EXERCISE DIRECTIONS. If a line in the records below holds the word "icon", copy it.

EXERCISE MATERIAL.
......

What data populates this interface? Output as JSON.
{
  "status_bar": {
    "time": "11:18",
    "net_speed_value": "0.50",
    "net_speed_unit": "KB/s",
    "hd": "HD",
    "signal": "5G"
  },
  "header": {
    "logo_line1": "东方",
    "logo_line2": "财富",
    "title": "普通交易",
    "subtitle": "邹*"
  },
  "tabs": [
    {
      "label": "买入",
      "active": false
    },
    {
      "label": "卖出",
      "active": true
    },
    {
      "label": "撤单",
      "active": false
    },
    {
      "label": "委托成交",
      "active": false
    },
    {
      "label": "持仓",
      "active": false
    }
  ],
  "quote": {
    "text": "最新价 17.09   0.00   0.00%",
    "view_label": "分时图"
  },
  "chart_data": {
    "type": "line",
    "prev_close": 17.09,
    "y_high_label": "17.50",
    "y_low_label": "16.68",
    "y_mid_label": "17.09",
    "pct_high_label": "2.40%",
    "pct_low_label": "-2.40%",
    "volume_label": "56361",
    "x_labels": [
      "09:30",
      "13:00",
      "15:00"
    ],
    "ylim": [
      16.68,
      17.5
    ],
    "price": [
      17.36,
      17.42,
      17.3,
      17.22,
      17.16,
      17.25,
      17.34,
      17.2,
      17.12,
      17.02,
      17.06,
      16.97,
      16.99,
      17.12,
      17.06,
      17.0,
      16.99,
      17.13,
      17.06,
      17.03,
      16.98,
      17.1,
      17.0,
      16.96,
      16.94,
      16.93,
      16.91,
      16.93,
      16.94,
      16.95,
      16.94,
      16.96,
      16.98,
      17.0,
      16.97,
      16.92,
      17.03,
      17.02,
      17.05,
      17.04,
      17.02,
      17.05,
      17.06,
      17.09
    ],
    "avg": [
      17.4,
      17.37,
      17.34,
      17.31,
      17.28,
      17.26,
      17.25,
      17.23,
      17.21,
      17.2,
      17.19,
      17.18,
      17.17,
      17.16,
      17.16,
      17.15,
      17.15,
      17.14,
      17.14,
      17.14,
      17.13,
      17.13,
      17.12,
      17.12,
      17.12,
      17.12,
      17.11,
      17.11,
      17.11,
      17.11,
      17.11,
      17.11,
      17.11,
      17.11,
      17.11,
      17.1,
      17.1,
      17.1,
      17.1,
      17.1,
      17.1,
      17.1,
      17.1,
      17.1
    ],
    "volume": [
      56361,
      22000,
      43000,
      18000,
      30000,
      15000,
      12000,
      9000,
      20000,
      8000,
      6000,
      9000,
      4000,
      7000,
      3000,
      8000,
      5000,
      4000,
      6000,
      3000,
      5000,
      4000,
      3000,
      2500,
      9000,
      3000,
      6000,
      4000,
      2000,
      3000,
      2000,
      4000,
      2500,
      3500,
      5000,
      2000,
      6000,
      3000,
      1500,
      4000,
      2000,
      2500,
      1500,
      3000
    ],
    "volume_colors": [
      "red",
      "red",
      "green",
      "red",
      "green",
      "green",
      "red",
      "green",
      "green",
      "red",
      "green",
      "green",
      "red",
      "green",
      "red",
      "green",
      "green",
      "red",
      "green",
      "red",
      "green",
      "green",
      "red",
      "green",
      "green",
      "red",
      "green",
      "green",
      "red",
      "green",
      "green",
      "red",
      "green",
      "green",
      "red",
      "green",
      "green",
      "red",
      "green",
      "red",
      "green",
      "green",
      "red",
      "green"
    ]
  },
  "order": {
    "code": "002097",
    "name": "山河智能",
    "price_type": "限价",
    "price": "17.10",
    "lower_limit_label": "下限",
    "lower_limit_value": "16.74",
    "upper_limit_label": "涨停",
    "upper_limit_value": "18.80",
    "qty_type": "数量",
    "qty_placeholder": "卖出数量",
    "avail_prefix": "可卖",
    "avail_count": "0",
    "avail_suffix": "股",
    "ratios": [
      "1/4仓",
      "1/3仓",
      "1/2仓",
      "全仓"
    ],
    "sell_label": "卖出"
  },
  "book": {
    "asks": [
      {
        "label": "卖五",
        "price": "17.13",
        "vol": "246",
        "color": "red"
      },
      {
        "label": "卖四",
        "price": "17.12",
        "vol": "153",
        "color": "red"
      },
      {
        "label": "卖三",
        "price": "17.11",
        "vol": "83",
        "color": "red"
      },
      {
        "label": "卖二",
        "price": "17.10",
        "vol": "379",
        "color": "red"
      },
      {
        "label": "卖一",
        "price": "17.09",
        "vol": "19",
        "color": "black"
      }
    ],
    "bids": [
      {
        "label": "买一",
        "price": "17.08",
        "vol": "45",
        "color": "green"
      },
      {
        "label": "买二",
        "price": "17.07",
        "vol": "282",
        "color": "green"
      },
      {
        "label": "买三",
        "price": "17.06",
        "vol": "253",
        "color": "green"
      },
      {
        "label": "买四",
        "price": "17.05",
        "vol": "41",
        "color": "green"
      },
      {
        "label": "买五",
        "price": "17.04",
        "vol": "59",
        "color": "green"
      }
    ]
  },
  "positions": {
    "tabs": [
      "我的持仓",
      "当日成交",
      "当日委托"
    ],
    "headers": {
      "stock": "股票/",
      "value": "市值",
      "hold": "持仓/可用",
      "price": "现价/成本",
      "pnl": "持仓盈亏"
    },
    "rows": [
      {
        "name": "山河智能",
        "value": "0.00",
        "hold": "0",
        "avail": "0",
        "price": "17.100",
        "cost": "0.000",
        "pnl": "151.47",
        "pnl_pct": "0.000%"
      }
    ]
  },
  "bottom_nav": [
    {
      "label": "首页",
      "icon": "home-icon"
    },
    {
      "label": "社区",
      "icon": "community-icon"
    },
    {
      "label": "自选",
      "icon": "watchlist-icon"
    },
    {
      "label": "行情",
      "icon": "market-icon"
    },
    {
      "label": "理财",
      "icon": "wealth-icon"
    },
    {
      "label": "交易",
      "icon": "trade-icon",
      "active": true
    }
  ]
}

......

WRITTEN ANSWER.
      "icon": "home-icon"
      "icon": "community-icon"
      "icon": "watchlist-icon"
      "icon": "market-icon"
      "icon": "wealth-icon"
      "icon": "trade-icon",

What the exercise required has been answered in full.